    I also did some research and I read that instead of using the oven you can use a crock pot instead. Do you think it will work? I don’t mind washing dishes I usually wash as I go. Let me know what you think.

    • Hi Katie, First, I don’t think this recipe is suited to a crock pot, as you will basically stew it all. My best advice is to invest in a Dutch oven. Really. You will use it tons and tons :) Failing, that, transfer the chicken to any oven-proof dish for the oven trip, then transfer it back to the skillet after. Enjoy!

  • I came across this recipe yesterday and I thought I would give it a try for tonight’s dinner.
    Lovely! Very very tasty! Being East European, I served it with Polenta and it works really well!
    Thank you, I’ll try more recipes in here.

  • The wine cooks out, right. I am thinking of making this for about 12 people (3 of which are kids under 5).
    Can the wine be left out, and just add more broth. Would it change the taste.

    Thanks, Jan

    • Hi Janet. Yes, the wine cooks out. Be sure to let it boil until the alcohol smell disappears. If you like, you can reduce the amount of wine and replace with an equal amount of chicken broth, but I think some wine provides a nice note in this dish.

  • I made this for my in-laws and it was a big hit! (I’m glad because this was the first time my mother-in-law let me cook in her kitchen). I left out the wine and added extra broth instead because I couldn’t find any in her kitchen, and it still turned out great! Served with a green salad and crusty bread :)

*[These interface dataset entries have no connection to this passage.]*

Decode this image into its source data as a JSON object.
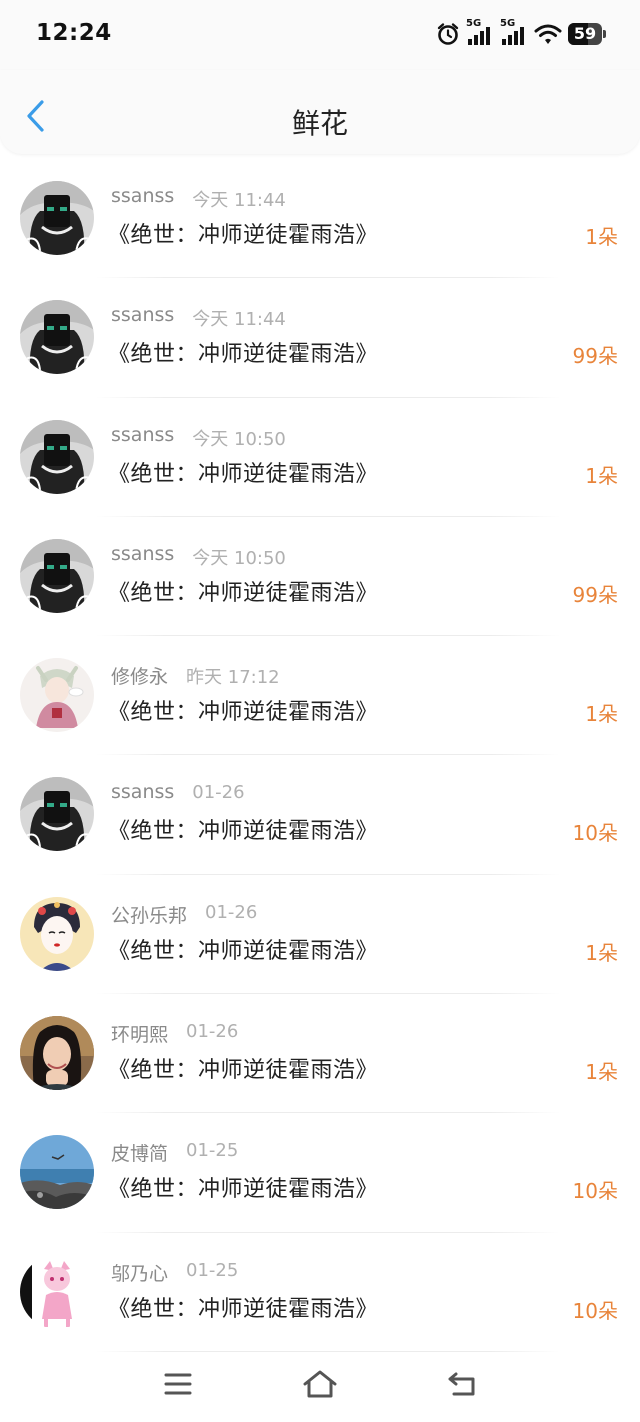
{
  "status_bar": {
    "time": "12:24",
    "network_1": "5G",
    "network_2": "5G",
    "battery": "59"
  },
  "header": {
    "title": "鲜花",
    "back_icon": "chevron-left-icon"
  },
  "colors": {
    "accent": "#3a9ce8",
    "amount": "#e8843a"
  },
  "gifts": [
    {
      "name": "ssanss",
      "time": "今天 11:44",
      "book": "《绝世：冲师逆徒霍雨浩》",
      "amount": "1朵",
      "avatar": "ssanss"
    },
    {
      "name": "ssanss",
      "time": "今天 11:44",
      "book": "《绝世：冲师逆徒霍雨浩》",
      "amount": "99朵",
      "avatar": "ssanss"
    },
    {
      "name": "ssanss",
      "time": "今天 10:50",
      "book": "《绝世：冲师逆徒霍雨浩》",
      "amount": "1朵",
      "avatar": "ssanss"
    },
    {
      "name": "ssanss",
      "time": "今天 10:50",
      "book": "《绝世：冲师逆徒霍雨浩》",
      "amount": "99朵",
      "avatar": "ssanss"
    },
    {
      "name": "修修永",
      "time": "昨天 17:12",
      "book": "《绝世：冲师逆徒霍雨浩》",
      "amount": "1朵",
      "avatar": "anime-pink"
    },
    {
      "name": "ssanss",
      "time": "01-26",
      "book": "《绝世：冲师逆徒霍雨浩》",
      "amount": "10朵",
      "avatar": "ssanss"
    },
    {
      "name": "公孙乐邦",
      "time": "01-26",
      "book": "《绝世：冲师逆徒霍雨浩》",
      "amount": "1朵",
      "avatar": "geisha"
    },
    {
      "name": "环明熙",
      "time": "01-26",
      "book": "《绝世：冲师逆徒霍雨浩》",
      "amount": "1朵",
      "avatar": "portrait"
    },
    {
      "name": "皮博简",
      "time": "01-25",
      "book": "《绝世：冲师逆徒霍雨浩》",
      "amount": "10朵",
      "avatar": "seascape"
    },
    {
      "name": "邬乃心",
      "time": "01-25",
      "book": "《绝世：冲师逆徒霍雨浩》",
      "amount": "10朵",
      "avatar": "pink-cat"
    }
  ],
  "bottom_nav": {
    "menu_icon": "menu-icon",
    "home_icon": "home-icon",
    "back_icon": "back-icon"
  }
}
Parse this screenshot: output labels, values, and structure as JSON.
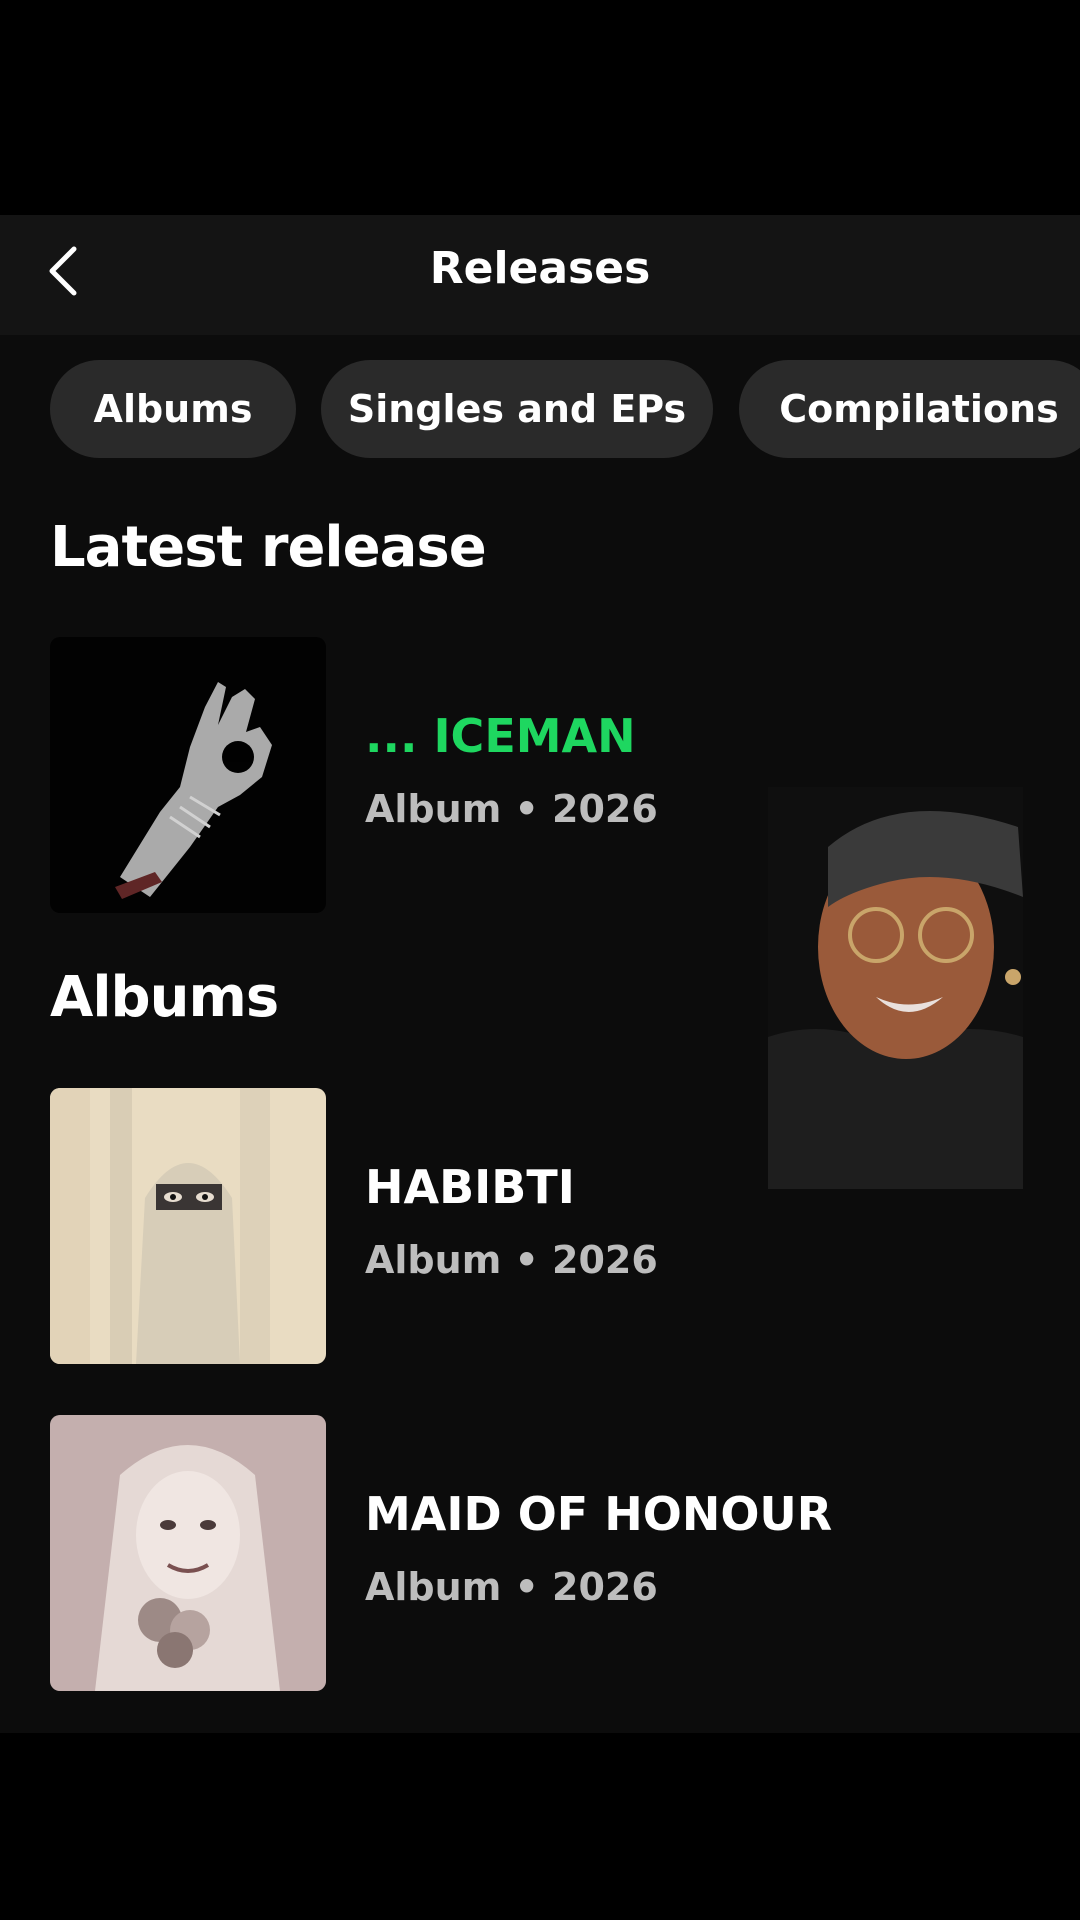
{
  "header": {
    "title": "Releases"
  },
  "filters": [
    "Albums",
    "Singles and EPs",
    "Compilations"
  ],
  "latest": {
    "heading": "Latest release",
    "item": {
      "title": "... ICEMAN",
      "subtitle": "Album • 2026",
      "title_color": "#1ed760"
    }
  },
  "albums": {
    "heading": "Albums",
    "items": [
      {
        "title": "HABIBTI",
        "subtitle": "Album • 2026"
      },
      {
        "title": "MAID OF HONOUR",
        "subtitle": "Album • 2026"
      }
    ]
  }
}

  • I absolutely love this recipe. I’ve been making it every Sunday for a few weeks now, and my family loves it. I skipped the wine and added more broth. I also added shallots and a tiny bit of dried basil. Thanks for sharing your awesome recipe. I usually don’t post comments, but this dish is totally worth it.

I love hearing from you, so if you have a question or something isn't quite clear, I'm happy to help. If you made this recipe, I'd love to know how you liked it ~ Jennifer

Leave a Reply

Your email address will not be published. Required fields are marked *

This site uses Akismet to reduce spam. Learn how your comment data is processed.